Try it: Nothing in the data may be omitted; output it all verbatim.

Data for review:
# # # #

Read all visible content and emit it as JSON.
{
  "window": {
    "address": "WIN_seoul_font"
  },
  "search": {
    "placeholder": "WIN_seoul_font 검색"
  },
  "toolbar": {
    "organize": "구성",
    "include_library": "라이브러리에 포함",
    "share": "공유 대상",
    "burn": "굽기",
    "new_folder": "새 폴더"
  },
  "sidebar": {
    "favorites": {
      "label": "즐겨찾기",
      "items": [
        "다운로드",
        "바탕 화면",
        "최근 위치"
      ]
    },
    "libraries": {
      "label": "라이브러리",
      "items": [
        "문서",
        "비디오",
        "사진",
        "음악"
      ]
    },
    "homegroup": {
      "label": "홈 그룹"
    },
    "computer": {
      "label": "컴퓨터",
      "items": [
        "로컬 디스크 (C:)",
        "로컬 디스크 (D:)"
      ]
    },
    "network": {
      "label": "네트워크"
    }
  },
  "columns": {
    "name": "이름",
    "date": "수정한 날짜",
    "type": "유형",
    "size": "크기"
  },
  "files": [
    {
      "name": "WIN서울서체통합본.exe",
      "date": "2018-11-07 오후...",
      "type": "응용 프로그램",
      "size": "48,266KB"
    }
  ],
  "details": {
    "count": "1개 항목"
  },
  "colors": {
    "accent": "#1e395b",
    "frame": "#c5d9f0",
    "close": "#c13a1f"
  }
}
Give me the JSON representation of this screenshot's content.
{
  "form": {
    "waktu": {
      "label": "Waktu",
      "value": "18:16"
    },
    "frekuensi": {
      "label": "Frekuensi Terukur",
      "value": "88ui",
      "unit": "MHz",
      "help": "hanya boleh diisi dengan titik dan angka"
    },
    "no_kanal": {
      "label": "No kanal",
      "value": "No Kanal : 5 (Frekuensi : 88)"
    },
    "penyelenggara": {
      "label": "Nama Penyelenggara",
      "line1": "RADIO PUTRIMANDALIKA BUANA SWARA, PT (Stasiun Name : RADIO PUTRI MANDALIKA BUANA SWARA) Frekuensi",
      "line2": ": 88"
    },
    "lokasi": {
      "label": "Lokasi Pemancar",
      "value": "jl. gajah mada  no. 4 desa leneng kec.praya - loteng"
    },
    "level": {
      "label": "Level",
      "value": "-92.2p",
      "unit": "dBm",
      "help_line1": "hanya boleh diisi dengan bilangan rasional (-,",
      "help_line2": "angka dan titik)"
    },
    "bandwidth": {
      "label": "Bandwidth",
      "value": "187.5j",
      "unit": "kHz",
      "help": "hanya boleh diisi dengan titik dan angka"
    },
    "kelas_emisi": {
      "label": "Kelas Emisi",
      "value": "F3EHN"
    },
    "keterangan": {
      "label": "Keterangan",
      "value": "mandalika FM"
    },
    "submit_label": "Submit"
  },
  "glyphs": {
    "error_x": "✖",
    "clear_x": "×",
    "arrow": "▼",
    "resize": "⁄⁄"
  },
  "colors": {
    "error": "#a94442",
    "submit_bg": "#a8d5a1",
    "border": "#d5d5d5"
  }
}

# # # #

Answer area:
Read all visible content and emit it as JSON.
{
  "window": {
    "address": "WIN_seoul_font"
  },
  "search": {
    "placeholder": "WIN_seoul_font 검색"
  },
  "toolbar": {
    "organize": "구성",
    "include_library": "라이브러리에 포함",
    "share": "공유 대상",
    "burn": "굽기",
    "new_folder": "새 폴더"
  },
  "sidebar": {
    "favorites": {
      "label": "즐겨찾기",
      "items": [
        "다운로드",
        "바탕 화면",
        "최근 위치"
      ]
    },
    "libraries": {
      "label": "라이브러리",
      "items": [
        "문서",
        "비디오",
        "사진",
        "음악"
      ]
    },
    "homegroup": {
      "label": "홈 그룹"
    },
    "computer": {
      "label": "컴퓨터",
      "items": [
        "로컬 디스크 (C:)",
        "로컬 디스크 (D:)"
      ]
    },
    "network": {
      "label": "네트워크"
    }
  },
  "columns": {
    "name": "이름",
    "date": "수정한 날짜",
    "type": "유형",
    "size": "크기"
  },
  "files": [
    {
      "name": "WIN서울서체통합본.exe",
      "date": "2018-11-07 오후...",
      "type": "응용 프로그램",
      "size": "48,266KB"
    }
  ],
  "details": {
    "count": "1개 항목"
  },
  "colors": {
    "accent": "#1e395b",
    "frame": "#c5d9f0",
    "close": "#c13a1f"
  }
}
Give me the JSON representation of this screenshot's content.
{
  "form": {
    "waktu": {
      "label": "Waktu",
      "value": "18:16"
    },
    "frekuensi": {
      "label": "Frekuensi Terukur",
      "value": "88ui",
      "unit": "MHz",
      "help": "hanya boleh diisi dengan titik dan angka"
    },
    "no_kanal": {
      "label": "No kanal",
      "value": "No Kanal : 5 (Frekuensi : 88)"
    },
    "penyelenggara": {
      "label": "Nama Penyelenggara",
      "line1": "RADIO PUTRIMANDALIKA BUANA SWARA, PT (Stasiun Name : RADIO PUTRI MANDALIKA BUANA SWARA) Frekuensi",
      "line2": ": 88"
    },
    "lokasi": {
      "label": "Lokasi Pemancar",
      "value": "jl. gajah mada  no. 4 desa leneng kec.praya - loteng"
    },
    "level": {
      "label": "Level",
      "value": "-92.2p",
      "unit": "dBm",
      "help_line1": "hanya boleh diisi dengan bilangan rasional (-,",
      "help_line2": "angka dan titik)"
    },
    "bandwidth": {
      "label": "Bandwidth",
      "value": "187.5j",
      "unit": "kHz",
      "help": "hanya boleh diisi dengan titik dan angka"
    },
    "kelas_emisi": {
      "label": "Kelas Emisi",
      "value": "F3EHN"
    },
    "keterangan": {
      "label": "Keterangan",
      "value": "mandalika FM"
    },
    "submit_label": "Submit"
  },
  "glyphs": {
    "error_x": "✖",
    "clear_x": "×",
    "arrow": "▼",
    "resize": "⁄⁄"
  },
  "colors": {
    "error": "#a94442",
    "submit_bg": "#a8d5a1",
    "border": "#d5d5d5"
  }
}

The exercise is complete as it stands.